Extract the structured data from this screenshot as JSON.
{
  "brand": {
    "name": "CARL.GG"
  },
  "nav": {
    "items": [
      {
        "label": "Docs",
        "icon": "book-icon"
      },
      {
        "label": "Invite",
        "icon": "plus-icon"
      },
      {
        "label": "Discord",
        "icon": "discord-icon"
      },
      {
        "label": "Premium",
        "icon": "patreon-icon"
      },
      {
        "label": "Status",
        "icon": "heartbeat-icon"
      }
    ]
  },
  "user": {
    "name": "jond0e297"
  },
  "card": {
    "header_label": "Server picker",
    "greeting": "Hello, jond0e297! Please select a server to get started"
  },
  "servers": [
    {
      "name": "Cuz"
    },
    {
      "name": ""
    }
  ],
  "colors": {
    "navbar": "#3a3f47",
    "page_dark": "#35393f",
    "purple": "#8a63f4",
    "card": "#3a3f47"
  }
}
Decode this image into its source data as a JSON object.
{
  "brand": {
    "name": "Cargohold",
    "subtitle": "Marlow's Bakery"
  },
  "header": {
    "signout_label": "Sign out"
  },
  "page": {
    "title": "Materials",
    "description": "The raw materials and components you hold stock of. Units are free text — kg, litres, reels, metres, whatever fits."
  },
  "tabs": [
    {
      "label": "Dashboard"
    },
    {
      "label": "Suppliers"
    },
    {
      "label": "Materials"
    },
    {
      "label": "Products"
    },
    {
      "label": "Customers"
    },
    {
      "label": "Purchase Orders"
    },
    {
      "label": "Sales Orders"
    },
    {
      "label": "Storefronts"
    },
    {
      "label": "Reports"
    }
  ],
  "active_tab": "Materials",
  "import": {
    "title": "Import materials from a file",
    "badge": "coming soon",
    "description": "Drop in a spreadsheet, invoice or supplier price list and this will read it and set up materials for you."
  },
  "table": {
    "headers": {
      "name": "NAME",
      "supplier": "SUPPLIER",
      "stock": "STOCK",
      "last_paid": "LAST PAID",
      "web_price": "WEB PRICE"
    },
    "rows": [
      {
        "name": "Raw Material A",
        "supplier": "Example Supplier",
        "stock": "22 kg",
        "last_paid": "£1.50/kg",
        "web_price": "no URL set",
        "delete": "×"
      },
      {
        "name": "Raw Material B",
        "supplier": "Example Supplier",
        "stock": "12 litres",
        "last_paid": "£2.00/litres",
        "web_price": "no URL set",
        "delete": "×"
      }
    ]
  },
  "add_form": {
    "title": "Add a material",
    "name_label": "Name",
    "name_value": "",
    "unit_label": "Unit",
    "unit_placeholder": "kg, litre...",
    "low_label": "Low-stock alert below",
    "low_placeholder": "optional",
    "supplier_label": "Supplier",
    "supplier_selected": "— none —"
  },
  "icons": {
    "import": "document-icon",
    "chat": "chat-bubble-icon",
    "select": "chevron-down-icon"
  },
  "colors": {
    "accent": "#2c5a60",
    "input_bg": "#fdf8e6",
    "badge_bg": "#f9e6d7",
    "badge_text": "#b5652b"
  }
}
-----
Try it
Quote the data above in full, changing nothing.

Solved exercise
Extract the structured data from this screenshot as JSON.
{
  "brand": {
    "name": "CARL.GG"
  },
  "nav": {
    "items": [
      {
        "label": "Docs",
        "icon": "book-icon"
      },
      {
        "label": "Invite",
        "icon": "plus-icon"
      },
      {
        "label": "Discord",
        "icon": "discord-icon"
      },
      {
        "label": "Premium",
        "icon": "patreon-icon"
      },
      {
        "label": "Status",
        "icon": "heartbeat-icon"
      }
    ]
  },
  "user": {
    "name": "jond0e297"
  },
  "card": {
    "header_label": "Server picker",
    "greeting": "Hello, jond0e297! Please select a server to get started"
  },
  "servers": [
    {
      "name": "Cuz"
    },
    {
      "name": ""
    }
  ],
  "colors": {
    "navbar": "#3a3f47",
    "page_dark": "#35393f",
    "purple": "#8a63f4",
    "card": "#3a3f47"
  }
}
Decode this image into its source data as a JSON object.
{
  "brand": {
    "name": "Cargohold",
    "subtitle": "Marlow's Bakery"
  },
  "header": {
    "signout_label": "Sign out"
  },
  "page": {
    "title": "Materials",
    "description": "The raw materials and components you hold stock of. Units are free text — kg, litres, reels, metres, whatever fits."
  },
  "tabs": [
    {
      "label": "Dashboard"
    },
    {
      "label": "Suppliers"
    },
    {
      "label": "Materials"
    },
    {
      "label": "Products"
    },
    {
      "label": "Customers"
    },
    {
      "label": "Purchase Orders"
    },
    {
      "label": "Sales Orders"
    },
    {
      "label": "Storefronts"
    },
    {
      "label": "Reports"
    }
  ],
  "active_tab": "Materials",
  "import": {
    "title": "Import materials from a file",
    "badge": "coming soon",
    "description": "Drop in a spreadsheet, invoice or supplier price list and this will read it and set up materials for you."
  },
  "table": {
    "headers": {
      "name": "NAME",
      "supplier": "SUPPLIER",
      "stock": "STOCK",
      "last_paid": "LAST PAID",
      "web_price": "WEB PRICE"
    },
    "rows": [
      {
        "name": "Raw Material A",
        "supplier": "Example Supplier",
        "stock": "22 kg",
        "last_paid": "£1.50/kg",
        "web_price": "no URL set",
        "delete": "×"
      },
      {
        "name": "Raw Material B",
        "supplier": "Example Supplier",
        "stock": "12 litres",
        "last_paid": "£2.00/litres",
        "web_price": "no URL set",
        "delete": "×"
      }
    ]
  },
  "add_form": {
    "title": "Add a material",
    "name_label": "Name",
    "name_value": "",
    "unit_label": "Unit",
    "unit_placeholder": "kg, litre...",
    "low_label": "Low-stock alert below",
    "low_placeholder": "optional",
    "supplier_label": "Supplier",
    "supplier_selected": "— none —"
  },
  "icons": {
    "import": "document-icon",
    "chat": "chat-bubble-icon",
    "select": "chevron-down-icon"
  },
  "colors": {
    "accent": "#2c5a60",
    "input_bg": "#fdf8e6",
    "badge_bg": "#f9e6d7",
    "badge_text": "#b5652b"
  }
}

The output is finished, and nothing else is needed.